This is exactly what you see in both the Dow Jones and the S&P 500. The first shoulder was formed in the weeks following Trump’s surprise election victory. By the start of the new year, speculation had cooled down a little bit, only to remerge bigly post-inauguration. This resulted in a sharp spike that ended on March 1, representing the head. An attempt to regain that momentum failed in late April through early May.
What we’re witnessing now is the culmination of the head-and-shoulders. And if you have any concern about protecting your financial health, you will want to tread these waters very carefully.
The mainstream business media claim that this is a buying opportunity. Bluntly speaking, that is insanity. You never want to load up on assets just in the aftermath of a shock selloff. Typically, a consolidation will occur, after which will lead to another selloff. It’s good to be a contrarian, but timing matters.

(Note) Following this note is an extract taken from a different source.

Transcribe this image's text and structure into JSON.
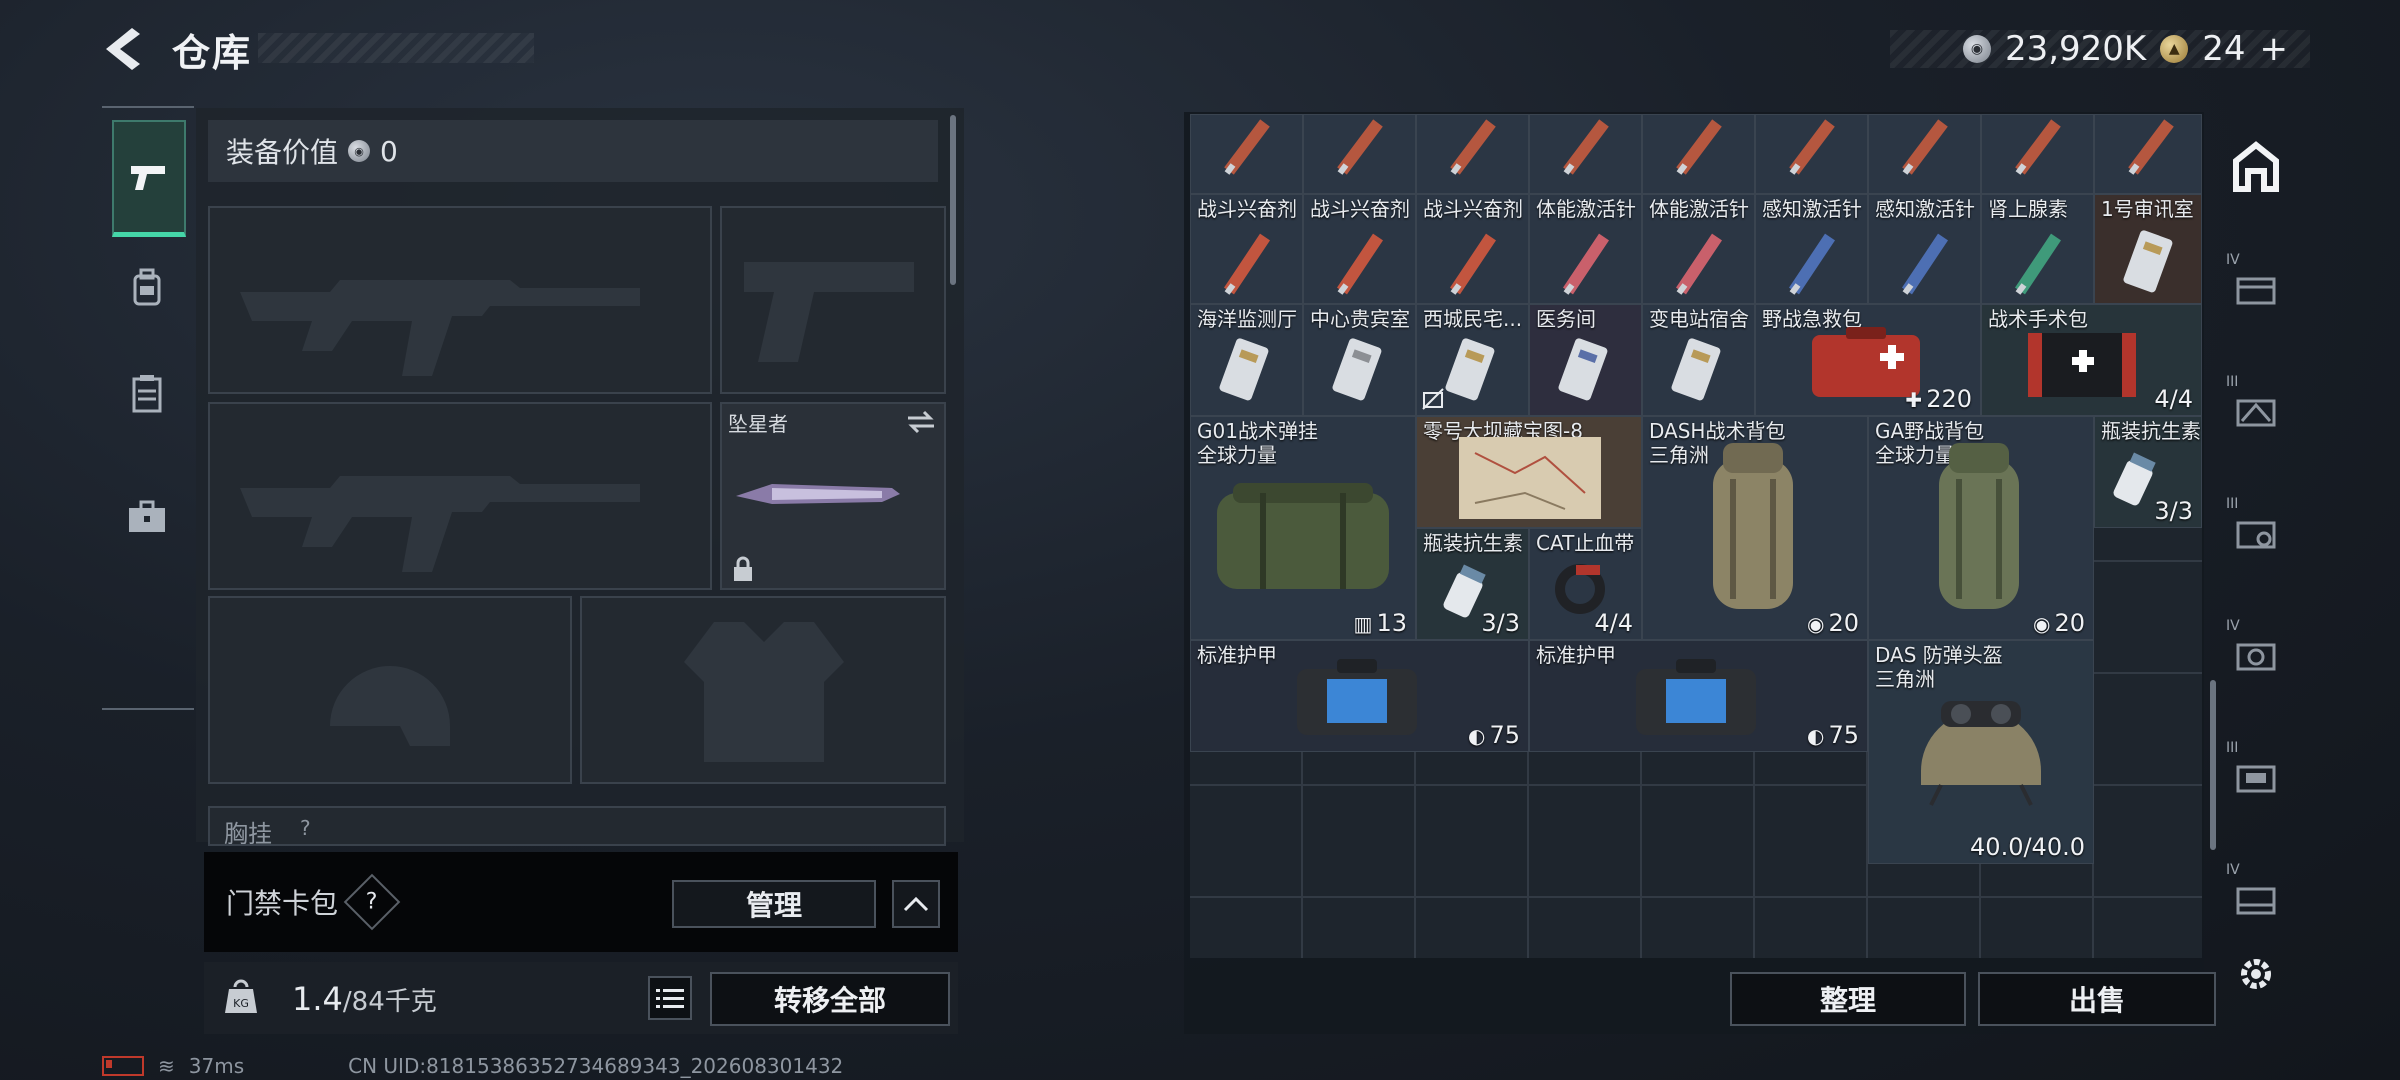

Ultimately, I view this as a minor wake-up call to the traditionalists. Market fundamentals can only be suppressed for a limited time. At some point, the bill has to be paid. What’s worse, the full repudiation of Keynesian economics is still approaching.